I have a lot of different pieces of cookware in my kitchen that I absolutely love, but one of my favorite items is my enameled cast iron dutch oven. It such a great utensil that is a lot more convenient to use and maintain than a traditional cast iron pan and yet gives the benefits and versatility of one.

See also:
Our review of the best dutch ovens available today
How to use a dutch oven in a conventional oven

I love using my enameled cast iron dutch oven to braise meats and make recipes that start with a nice sear on the stove and end in the oven! But an enameled cast iron dutch oven can be trickier to clean than some easier surfaces like nonstick pans or stainless steel. After many years of trying out different methods, I have compiled a list of ways on how to clean an enameled cast iron dutch oven in the most effective way.

First off, you need to remember to clean your enameled cast iron pot right after you use it. If you let it sit dirty for a long time, it will get much harder to clean. Secondly, don’t even use a metal scourer to scrape the bottom of the pan!

In fact, don’t even use metal spoons while cooking in it since metal can scrape the enamel layer away. Once the enamel layer is gone, your dutch oven will get progressively harder to clean and retain a lot more stains than before.

Soapy Water Soak

To remove the burnt bits stuck to the bottom of the pan, you can try this step first. Add a bit of soapy water to your pan and let it soak for around an hour or two, depending upon how bad the stains are.

If you want to go the extra mile, put the pan on the stove and let the soap and water mixture heat up a bit. Let it cool down enough to not burn you and then, using silicon spatula or a nylon scouring pad, remove the large burnt bits off the surface.

The Baking Soda Method

If there are still stains after your scouring, discard the soapy water mixture and add a generous amount of baking soda to the pan’s inner bottom. Use your nylon scouring pad to scrub at the stains using the baking soda.

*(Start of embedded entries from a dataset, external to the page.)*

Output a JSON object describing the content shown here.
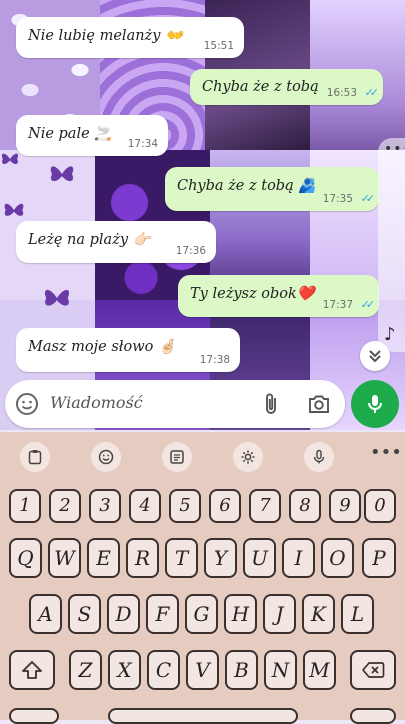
{
  "chat": {
    "messages": [
      {
        "dir": "in",
        "text": "Nie lubię melanży 👐",
        "time": "15:51"
      },
      {
        "dir": "out",
        "text": "Chyba że z tobą",
        "time": "16:53"
      },
      {
        "dir": "in",
        "text": "Nie pale 🚬",
        "time": "17:34"
      },
      {
        "dir": "out",
        "text": "Chyba że z tobą 🫂",
        "time": "17:35"
      },
      {
        "dir": "in",
        "text": "Leżę na plaży 👉🏻",
        "time": "17:36"
      },
      {
        "dir": "out",
        "text": "Ty leżysz obok❤️",
        "time": "17:37"
      },
      {
        "dir": "in",
        "text": "Masz moje słowo 🤞🏻",
        "time": "17:38"
      }
    ],
    "read_ticks": "✓✓"
  },
  "side": {
    "menu_dots": "•••",
    "note": "♪",
    "scroll_down": "⌄⌄"
  },
  "input": {
    "placeholder": "Wiadomość"
  },
  "icons": {
    "emoji": "emoji-icon",
    "attach": "paperclip-icon",
    "camera": "camera-icon",
    "mic": "microphone-icon",
    "clipboard": "clipboard-icon",
    "emoji_kb": "smiley-icon",
    "sticker": "sticker-icon",
    "settings": "gear-icon",
    "voice": "microphone-icon",
    "more": "more-dots-icon",
    "shift": "shift-icon",
    "backspace": "backspace-icon"
  },
  "keyboard": {
    "more_label": "•••",
    "numbers": [
      "1",
      "2",
      "3",
      "4",
      "5",
      "6",
      "7",
      "8",
      "9",
      "0"
    ],
    "row1": [
      "Q",
      "W",
      "E",
      "R",
      "T",
      "Y",
      "U",
      "I",
      "O",
      "P"
    ],
    "row2": [
      "A",
      "S",
      "D",
      "F",
      "G",
      "H",
      "J",
      "K",
      "L"
    ],
    "row3": [
      "Z",
      "X",
      "C",
      "V",
      "B",
      "N",
      "M"
    ]
  },
  "colors": {
    "accent": "#1dab4b",
    "outgoing_bubble": "#dbf8c6",
    "incoming_bubble": "#ffffff",
    "read_ticks": "#34a4e5",
    "keyboard_bg": "#e6cbc1"
  }
}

If you are still not left with a completely good-as-new surface, add a bit of water to the pan and put it on the stove. Bring it to a boil and then discard the baking soda and water mixture. Scrub again and your pan should be squeaky clean with the enameled layer still intact.

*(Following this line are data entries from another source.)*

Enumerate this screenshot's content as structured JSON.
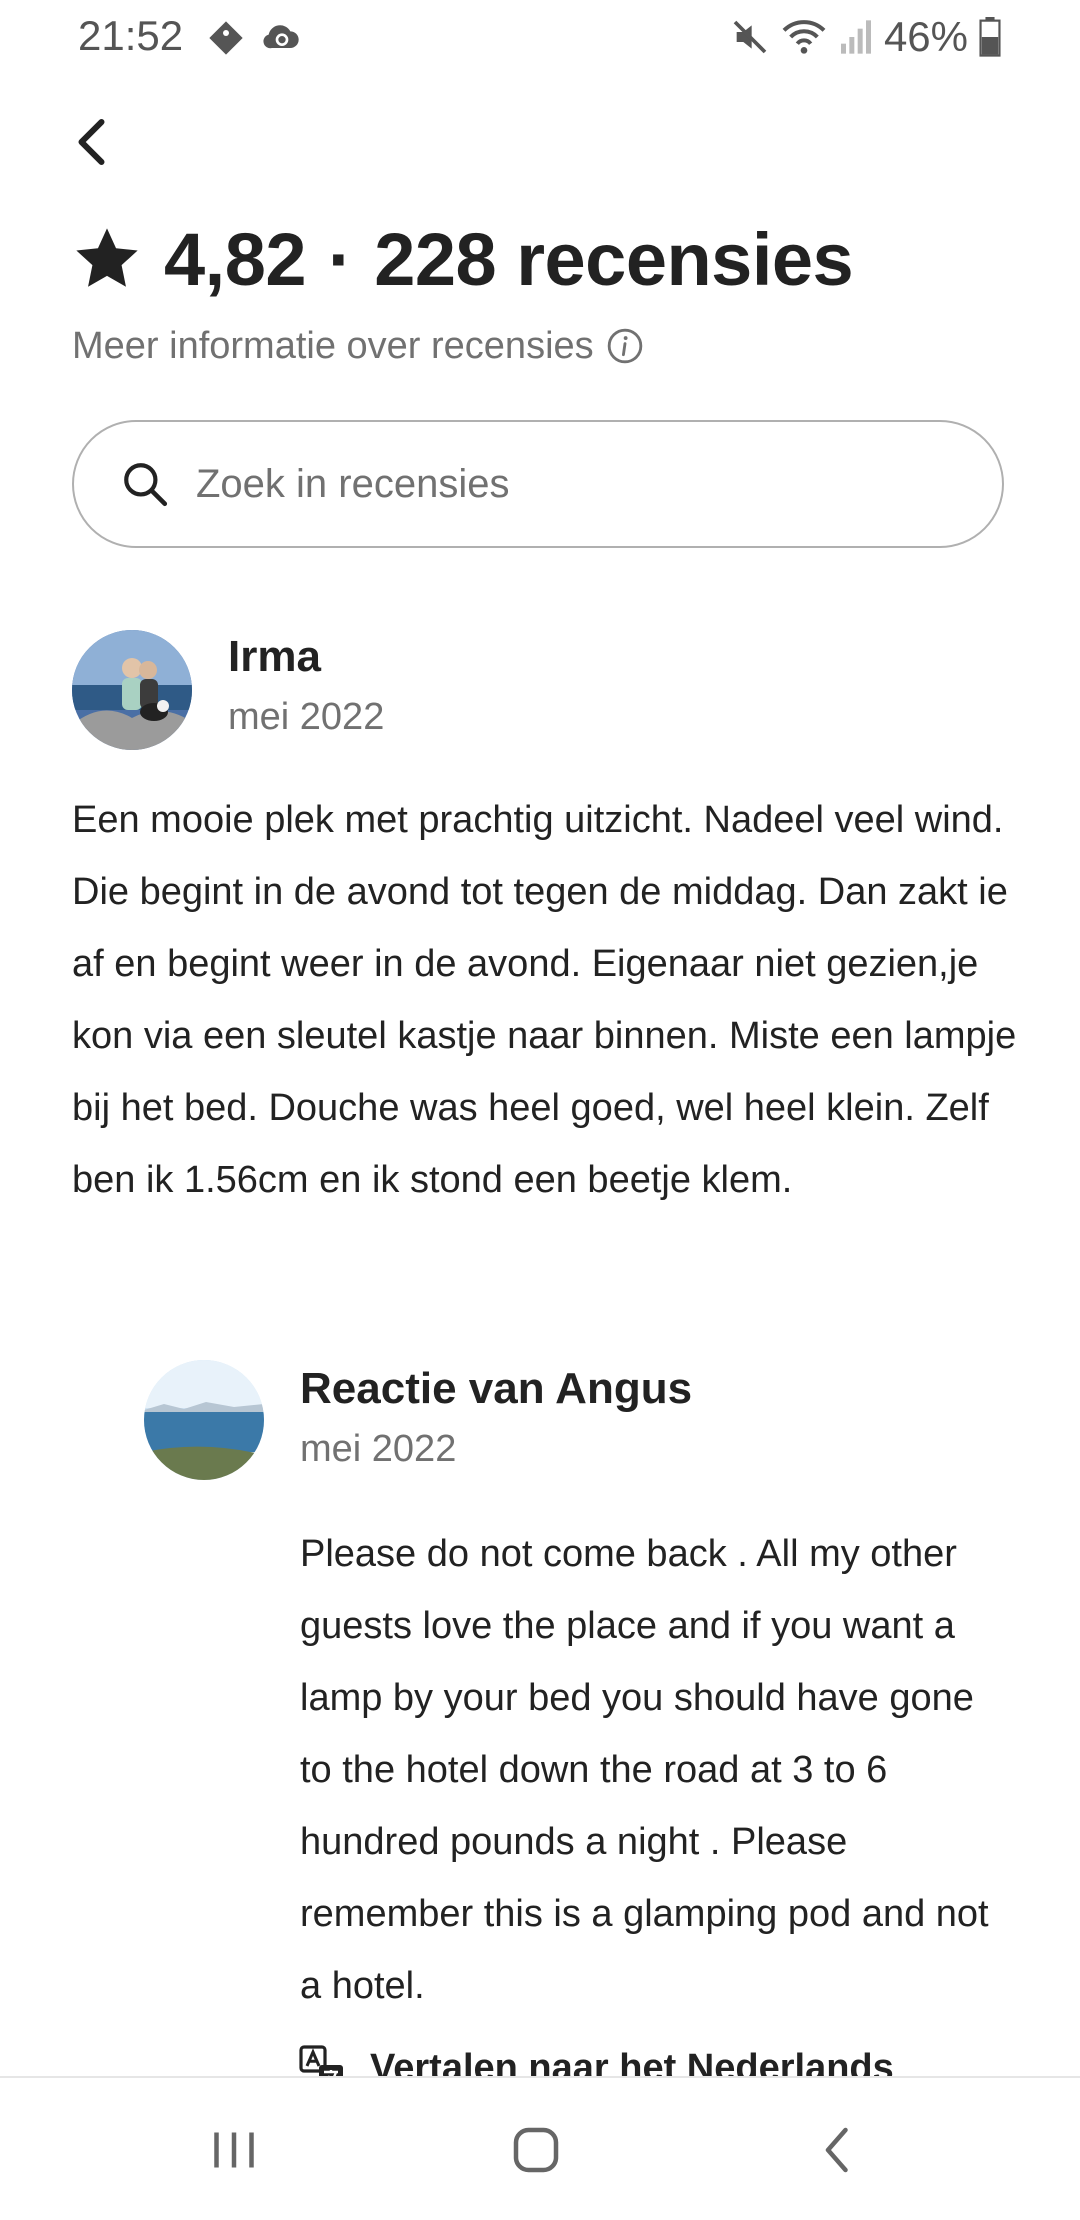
{
  "status_bar": {
    "time": "21:52",
    "battery": "46%",
    "icons": [
      "tag-icon",
      "cloud-sync-icon",
      "mute-icon",
      "wifi-icon",
      "signal-icon",
      "battery-icon"
    ]
  },
  "header": {
    "rating": "4,82",
    "separator": "·",
    "review_count": "228 recensies",
    "info_link": "Meer informatie over recensies"
  },
  "search": {
    "placeholder": "Zoek in recensies",
    "value": ""
  },
  "review": {
    "name": "Irma",
    "date": "mei 2022",
    "text": "Een mooie plek met prachtig uitzicht. Nadeel veel wind. Die begint in de avond tot tegen de middag. Dan zakt ie af en begint weer in de avond. Eigenaar niet gezien,je kon via een sleutel kastje naar binnen. Miste een lampje bij het bed. Douche was heel goed, wel heel klein. Zelf ben ik 1.56cm en ik stond een beetje klem."
  },
  "response": {
    "title": "Reactie van Angus",
    "date": "mei 2022",
    "text": "Please do not come back . All my other guests love the place and if you want a lamp by your bed you should have gone to the hotel down the road at 3 to 6 hundred pounds a night . Please remember this is a glamping pod and not a hotel.",
    "translate_label": "Vertalen naar het Nederlands"
  },
  "colors": {
    "text_primary": "#222222",
    "text_secondary": "#717171",
    "border": "#b0b0b0"
  }
}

The Magic Eraser

If your nylon scouring pad does not do the trick, try a magic eraser to clean your enameled cast iron dutch oven. Simply soak your pot in soapy water and scour with a nylon pad. Then discard the soapy water and use a magic eraser on the stains that are left. Your enameled cast iron dutch oven should now be free of it’s stains and look as clean and glossy as it was before use.

The Brand Name Washing Liquid

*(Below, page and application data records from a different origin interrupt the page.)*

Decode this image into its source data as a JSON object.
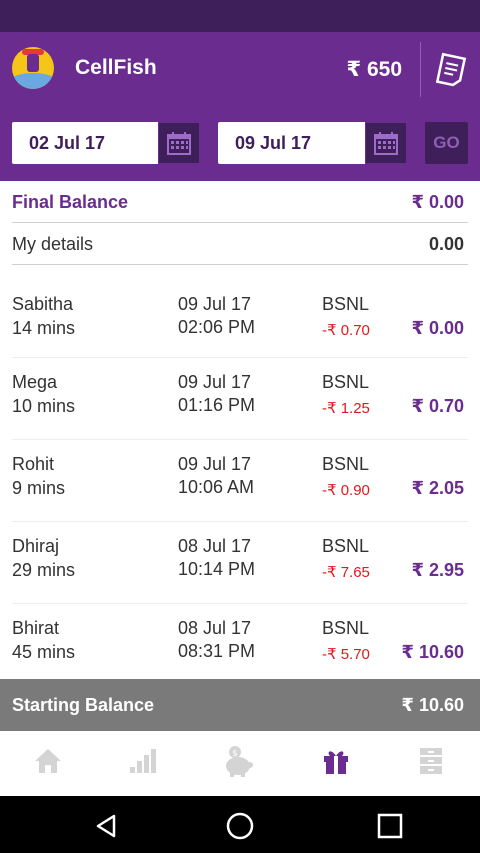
{
  "app": {
    "name": "CellFish",
    "balance": "₹ 650"
  },
  "filters": {
    "from_date": "02 Jul 17",
    "to_date": "09 Jul 17",
    "go_label": "GO"
  },
  "summary": {
    "final_label": "Final Balance",
    "final_value": "₹ 0.00",
    "my_details_label": "My details",
    "my_details_value": "0.00"
  },
  "calls": [
    {
      "name": "Sabitha",
      "mins": "14 mins",
      "date": "09 Jul 17",
      "time": "02:06 PM",
      "operator": "BSNL",
      "charge": "-₹ 0.70",
      "balance": "₹ 0.00"
    },
    {
      "name": "Mega",
      "mins": "10 mins",
      "date": "09 Jul 17",
      "time": "01:16 PM",
      "operator": "BSNL",
      "charge": "-₹ 1.25",
      "balance": "₹ 0.70"
    },
    {
      "name": "Rohit",
      "mins": "9 mins",
      "date": "09 Jul 17",
      "time": "10:06 AM",
      "operator": "BSNL",
      "charge": "-₹ 0.90",
      "balance": "₹ 2.05"
    },
    {
      "name": "Dhiraj",
      "mins": "29 mins",
      "date": "08 Jul 17",
      "time": "10:14 PM",
      "operator": "BSNL",
      "charge": "-₹ 7.65",
      "balance": "₹ 2.95"
    },
    {
      "name": "Bhirat",
      "mins": "45 mins",
      "date": "08 Jul 17",
      "time": "08:31 PM",
      "operator": "BSNL",
      "charge": "-₹ 5.70",
      "balance": "₹ 10.60"
    }
  ],
  "starting": {
    "label": "Starting Balance",
    "value": "₹ 10.60"
  },
  "tabs": [
    {
      "icon": "home-icon"
    },
    {
      "icon": "bar-chart-icon"
    },
    {
      "icon": "piggy-bank-icon"
    },
    {
      "icon": "gift-icon",
      "active": true
    },
    {
      "icon": "history-icon"
    }
  ],
  "colors": {
    "primary": "#6a2d8f",
    "dark": "#3f1f5a",
    "negative": "#e0181b"
  }
}
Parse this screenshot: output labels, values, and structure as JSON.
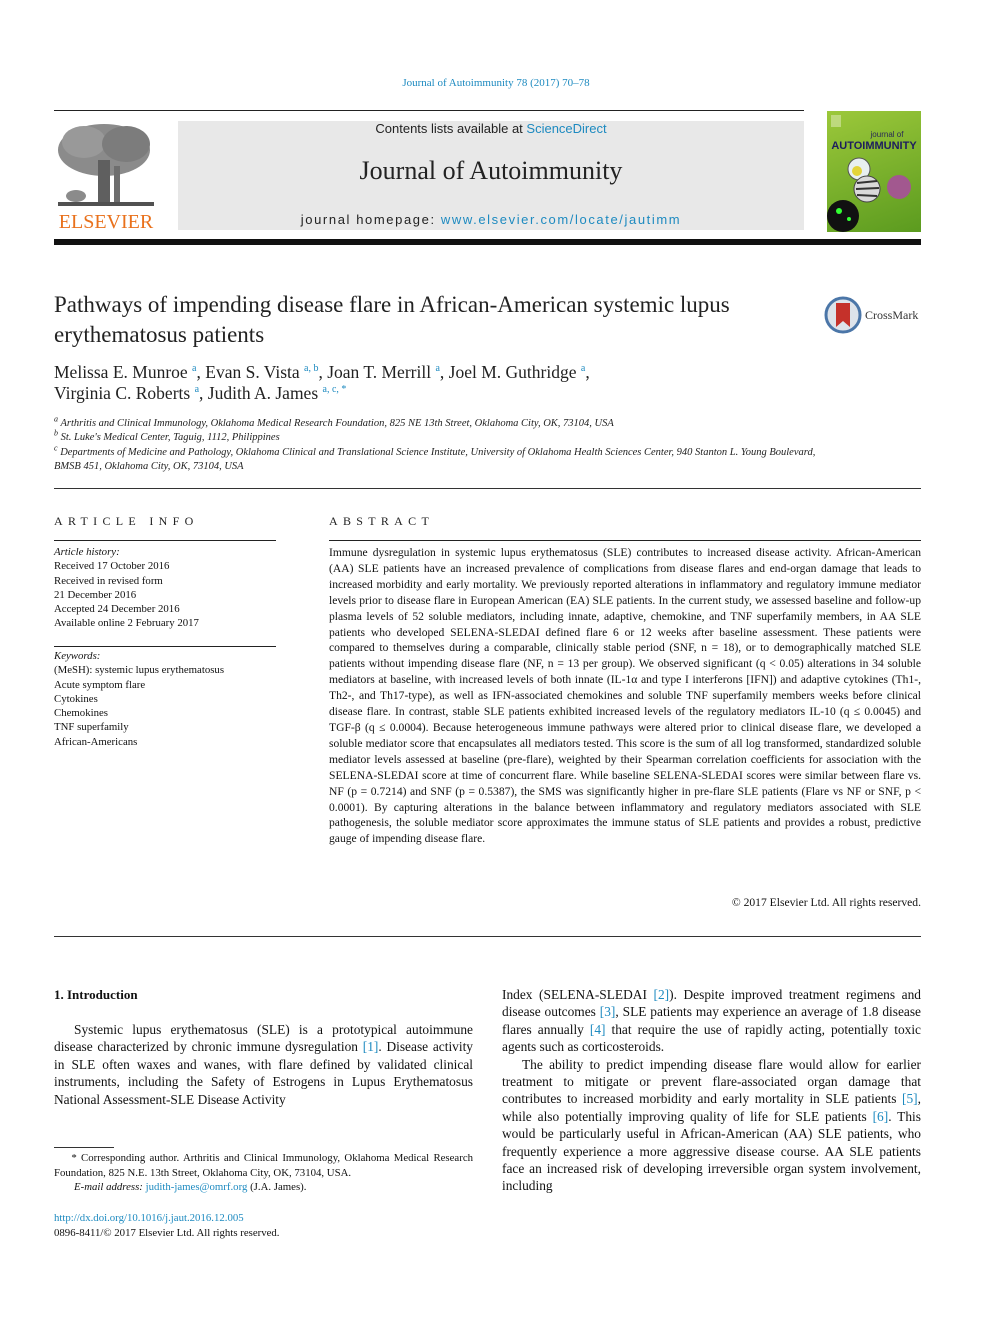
{
  "header": {
    "running_head": "Journal of Autoimmunity 78 (2017) 70–78",
    "contents_prefix": "Contents lists available at ",
    "contents_link": "ScienceDirect",
    "journal_title": "Journal of Autoimmunity",
    "homepage_prefix": "journal homepage: ",
    "homepage_link": "www.elsevier.com/locate/jautimm",
    "publisher_logo_text": "ELSEVIER",
    "cover": {
      "line1": "journal of",
      "line2": "AUTOIMMUNITY"
    },
    "crossmark_label": "CrossMark"
  },
  "article": {
    "title": "Pathways of impending disease flare in African-American systemic lupus erythematosus patients",
    "authors": [
      {
        "name": "Melissa E. Munroe",
        "aff": "a",
        "sep": ", "
      },
      {
        "name": "Evan S. Vista",
        "aff": "a, b",
        "sep": ", "
      },
      {
        "name": "Joan T. Merrill",
        "aff": "a",
        "sep": ", "
      },
      {
        "name": "Joel M. Guthridge",
        "aff": "a",
        "sep": ","
      },
      {
        "name": "Virginia C. Roberts",
        "aff": "a",
        "sep": ", "
      },
      {
        "name": "Judith A. James",
        "aff": "a, c, *",
        "sep": ""
      }
    ],
    "affiliations": [
      {
        "key": "a",
        "text": "Arthritis and Clinical Immunology, Oklahoma Medical Research Foundation, 825 NE 13th Street, Oklahoma City, OK, 73104, USA"
      },
      {
        "key": "b",
        "text": "St. Luke's Medical Center, Taguig, 1112, Philippines"
      },
      {
        "key": "c",
        "text": "Departments of Medicine and Pathology, Oklahoma Clinical and Translational Science Institute, University of Oklahoma Health Sciences Center, 940 Stanton L. Young Boulevard, BMSB 451, Oklahoma City, OK, 73104, USA"
      }
    ]
  },
  "article_info": {
    "heading": "ARTICLE INFO",
    "history_label": "Article history:",
    "history": [
      "Received 17 October 2016",
      "Received in revised form",
      "21 December 2016",
      "Accepted 24 December 2016",
      "Available online 2 February 2017"
    ],
    "keywords_label": "Keywords:",
    "keywords": [
      "(MeSH): systemic lupus erythematosus",
      "Acute symptom flare",
      "Cytokines",
      "Chemokines",
      "TNF superfamily",
      "African-Americans"
    ]
  },
  "abstract": {
    "heading": "ABSTRACT",
    "text": "Immune dysregulation in systemic lupus erythematosus (SLE) contributes to increased disease activity. African-American (AA) SLE patients have an increased prevalence of complications from disease flares and end-organ damage that leads to increased morbidity and early mortality. We previously reported alterations in inflammatory and regulatory immune mediator levels prior to disease flare in European American (EA) SLE patients. In the current study, we assessed baseline and follow-up plasma levels of 52 soluble mediators, including innate, adaptive, chemokine, and TNF superfamily members, in AA SLE patients who developed SELENA-SLEDAI defined flare 6 or 12 weeks after baseline assessment. These patients were compared to themselves during a comparable, clinically stable period (SNF, n = 18), or to demographically matched SLE patients without impending disease flare (NF, n = 13 per group). We observed significant (q < 0.05) alterations in 34 soluble mediators at baseline, with increased levels of both innate (IL-1α and type I interferons [IFN]) and adaptive cytokines (Th1-, Th2-, and Th17-type), as well as IFN-associated chemokines and soluble TNF superfamily members weeks before clinical disease flare. In contrast, stable SLE patients exhibited increased levels of the regulatory mediators IL-10 (q ≤ 0.0045) and TGF-β (q ≤ 0.0004). Because heterogeneous immune pathways were altered prior to clinical disease flare, we developed a soluble mediator score that encapsulates all mediators tested. This score is the sum of all log transformed, standardized soluble mediator levels assessed at baseline (pre-flare), weighted by their Spearman correlation coefficients for association with the SELENA-SLEDAI score at time of concurrent flare. While baseline SELENA-SLEDAI scores were similar between flare vs. NF (p = 0.7214) and SNF (p = 0.5387), the SMS was significantly higher in pre-flare SLE patients (Flare vs NF or SNF, p < 0.0001). By capturing alterations in the balance between inflammatory and regulatory mediators associated with SLE pathogenesis, the soluble mediator score approximates the immune status of SLE patients and provides a robust, predictive gauge of impending disease flare.",
    "copyright": "© 2017 Elsevier Ltd. All rights reserved."
  },
  "body": {
    "section_heading": "1.  Introduction",
    "left_paragraph": {
      "before_ref1": "Systemic lupus erythematosus (SLE) is a prototypical autoimmune disease characterized by chronic immune dysregulation ",
      "ref1": "[1]",
      "after_ref1": ". Disease activity in SLE often waxes and wanes, with flare defined by validated clinical instruments, including the Safety of Estrogens in Lupus Erythematosus National Assessment-SLE Disease Activity"
    },
    "right_para1": {
      "t1": "Index (SELENA-SLEDAI ",
      "r2": "[2]",
      "t2": "). Despite improved treatment regimens and disease outcomes ",
      "r3": "[3]",
      "t3": ", SLE patients may experience an average of 1.8 disease flares annually ",
      "r4": "[4]",
      "t4": " that require the use of rapidly acting, potentially toxic agents such as corticosteroids."
    },
    "right_para2": {
      "t1": "The ability to predict impending disease flare would allow for earlier treatment to mitigate or prevent flare-associated organ damage that contributes to increased morbidity and early mortality in SLE patients ",
      "r5": "[5]",
      "t2": ", while also potentially improving quality of life for SLE patients ",
      "r6": "[6]",
      "t3": ". This would be particularly useful in African-American (AA) SLE patients, who frequently experience a more aggressive disease course. AA SLE patients face an increased risk of developing irreversible organ system involvement, including"
    }
  },
  "footnote": {
    "corresponding": "* Corresponding author. Arthritis and Clinical Immunology, Oklahoma Medical Research Foundation, 825 N.E. 13th Street, Oklahoma City, OK, 73104, USA.",
    "email_label": "E-mail address: ",
    "email": "judith-james@omrf.org",
    "email_suffix": " (J.A. James).",
    "doi": "http://dx.doi.org/10.1016/j.jaut.2016.12.005",
    "issn_line": "0896-8411/© 2017 Elsevier Ltd. All rights reserved."
  },
  "colors": {
    "link": "#1d8ac0",
    "elsevier_orange": "#e9711c",
    "banner_gray": "#e8e8e8",
    "cover_green": "#8cc034"
  }
}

If your regular dish soap is not cutting it out for you, try one of the simplest yet effective methods of cleaning possible: Get a brand-name washing liquid. Basically, the renowned brands that produce enameled cast iron dutch ovens also produce specialized cleaning liquids designed to target the stains on their products.

One such example is Le Creuset. They have a wide range of cleaning products available that work on their products, but there’s no reason why they wouldn’t work on enameled cast iron surfaces that are not by Le Creuset.

Laundry Detergent

Yes, you read that right. Sometimes, you can forget your enameled cast iron dutch oven on the stove and cause the inside bottom to be completely burnt. In such situations, clean-up can be a daunting task.

For such circumstances, fill your pot up with water and biological laundry detergent. The ratio of water to detergent should be 3 to 1. Boil this concoction, let it cool down and throw it away. Now wash the pot with your usual dishwashing liquid and rinse.

After such serious scrubbing sessions, your dutch oven can look a little dull. To ensure that it gets it’s coveted glossy surface back, apply a light coat of white vinegar after you rinse and dry it.

A lot of people recommend soaking in a bleach solution to clean an enameled cast iron dutch oven but please don’t do that! The bleach will, once again, eat at the enameled layer and cause your prized cookware to only deteriorate over time.

Is there a way to clean an enameled cast iron dutch oven that I’m missing? Share it with me in the comments below and I’ll give it a try! Also, if this was helpful to you and if any of these methods worked for you please do let me know. Happy scrubbing!

See also:
The ultimate buyer’s guide
Best Ceramic Cookware Sets
Best Ceramic Cookware for a Gas Stove